Data Skeptic


Your trusted podcast, centered on data science, machine learning, and artificial intelligence.

Tune in weekly for the latest interviews with leading experts.

Latest Podcast

Orders of Magnitude (33:13)

Today’s show in two parts. First, Linhda joins us to review the episodes from Data Skeptic: Pilot Season and give her feedback on each of the topics.

Second, we introduce our new segment “Orders of Magnitude”. It’s a statistical game show in which participants must identify the true statistic hidden in a list of statistics which are off by at least an order of magnitude. Claudia and Vanessa join as our first contestants.  Below are the sources of our questions.

Heights

Bird Statistics

Amounts of Data

Our statistics come from this post

Recent

AI has, is, and will continue to facilitate the automation of work done by humans. Sometimes this may be an entire role. Other times it may automate a particular part of their role, scaling their effectiveness. Unless progress in AI inexplicably halts, the tasks done by humans vs. machines will continue to evolve. Today's episode is a speculative conversation about what the future may hold.

Today on the show Derek Driggs, a PhD Student at the University of Cambridge. He comes on to discuss the work
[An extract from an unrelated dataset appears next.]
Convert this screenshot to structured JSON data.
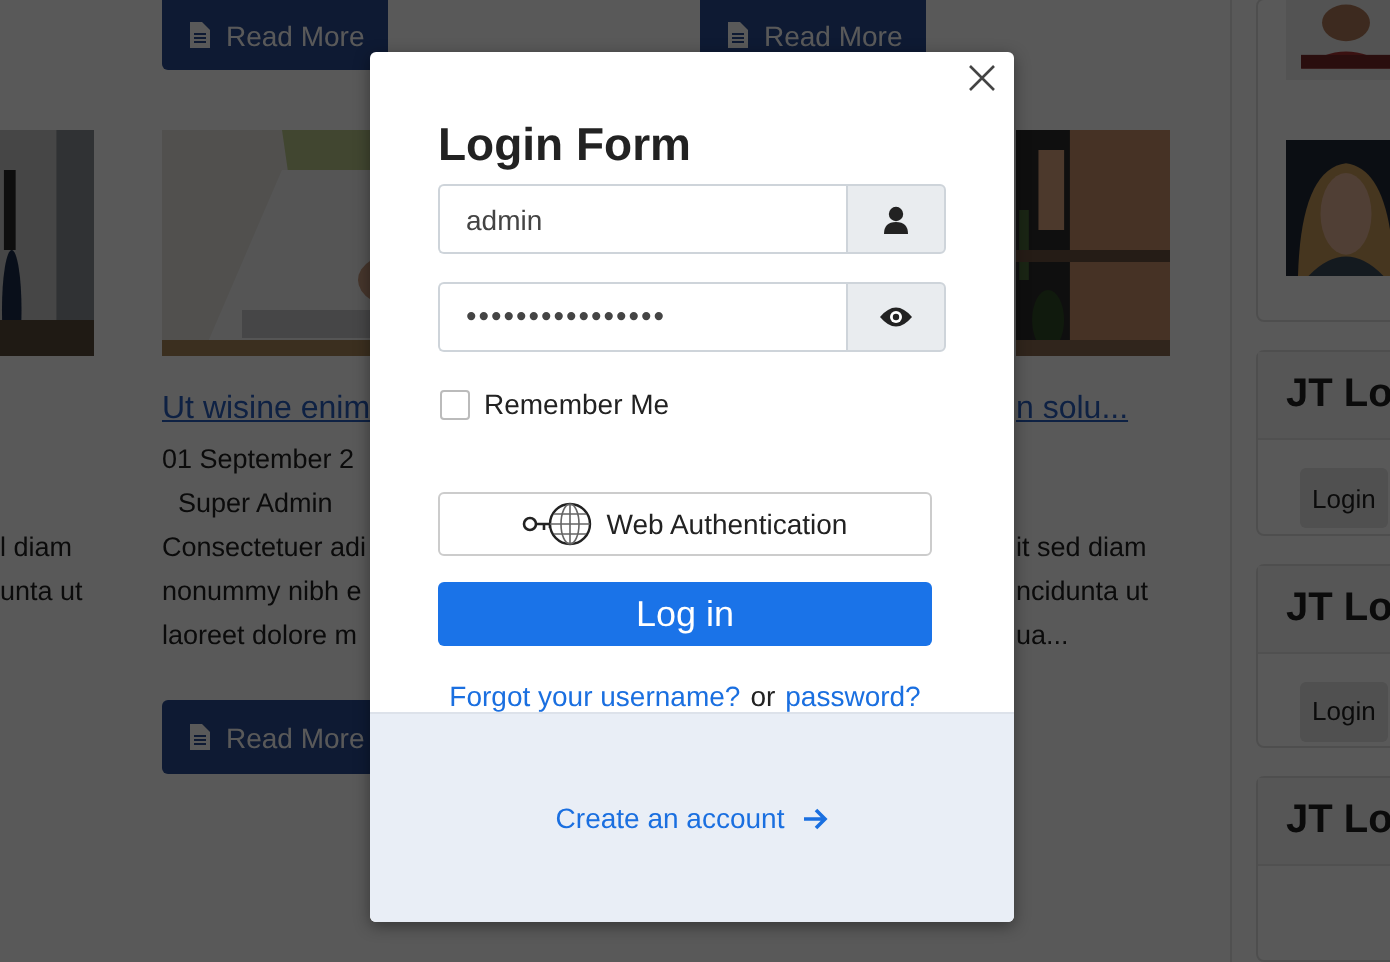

Given a document in English, how can you estimate the ease with which someone will find they can read it? Does it require a college-level of reading comprehension or is it something a much younger student could read and understand?

Today on the show we have Shubhranshu Shekar, a Ph. D Student at Carnegie Mellon University, who joins us to talk about his work, FAIROD: Fairness-aware Outlier Detection.

Life May Be Rare - 2021-04-05

Today on the show Dr. Anders Sandburg, Senior Research Fellow at the Future of Humanity Institute at Oxford University, comes on to share his work “The Timing of Evolutionary Transitions Suggest Intelligent Life is Rare.”

QAnon is a conspiracy theory born in the underbelly of the internet. While easy to disprove, these cryptic ideas captured the minds of many people and (in part) paved the way to the 2021 storming of the US Capital.

Karthick Shankar, Masters Student at Carnegie Mellon University, and Somali Chaterji, Assistant Professor at Purdue University, join us today to discuss the paper JANUS: Benchmarking Commercial and Open-Source Cloud and Edge Platforms for Object and Anomaly Detection Workloads.

Hal Ashton, a PhD student from the University College of London, joins us today to discuss a recent work

Yuqi Ouyang, in his second year of PhD study at the University of Warwick in England, joins us today to discuss his work

Nirupam Gupta, a Computer Science Post Doctoral Researcher at EDFL University in Switzerland, joins us today to discuss his work Byzantine Fault-Tolerance in Peer-to-Peer Distributed Gradient-Descent.

Mikko Lauri, Post Doctoral researcher at the University of Hamburg, Germany, comes on the show today to discuss the work Information Gathering in Decentralized POMDPs by Policy Graph Improvements.

Maartje der Hoeve, PhD Student at the University of Amsterdam, joins us today to discuss her research in automated summarization through the paper What Makes a Good Summary? Reconsidering the Focus of Automatic Summarization.

Today on the show we have Adrian Martin, a postdoctorial researcher from the Univeristy of Pompeu Fabra in Barcelona, Spain. He comes on the show today to discuss his research from the paper Convolutional Neural Networks can be Decieved by Visual Illusions

Omkar Ranadive and Suzan van der Lee join us to discuss the recent paper Applying Machine Learning to Crowd-sourced Data from Earthquake Detective.

Byzantine fault tolerance (BFT) is a desirable property in a distributed computing environment. BFT means the system can survive the loss of nodes and nodes becoming unreliable. There are many different protocols for achieving BFT, though not all options can scale to large network sizes.

Alpha Fold - 2020-12-11

Kyle shared some initial reactions to the announcement about Alpha Fold 2's celebrated performance in the CASP14 prediction.  By many accounts, this exciting result means protein folding is now a solved problem.

Counting Briberies in Elections

Computer Science research fellow of Cambridge University, Heidi Howard discusses Paxos, Raft, and distributed consensus in distributed systems alongside with her work Paxos vs. Raft: Have we reached consensus on distributed consensus?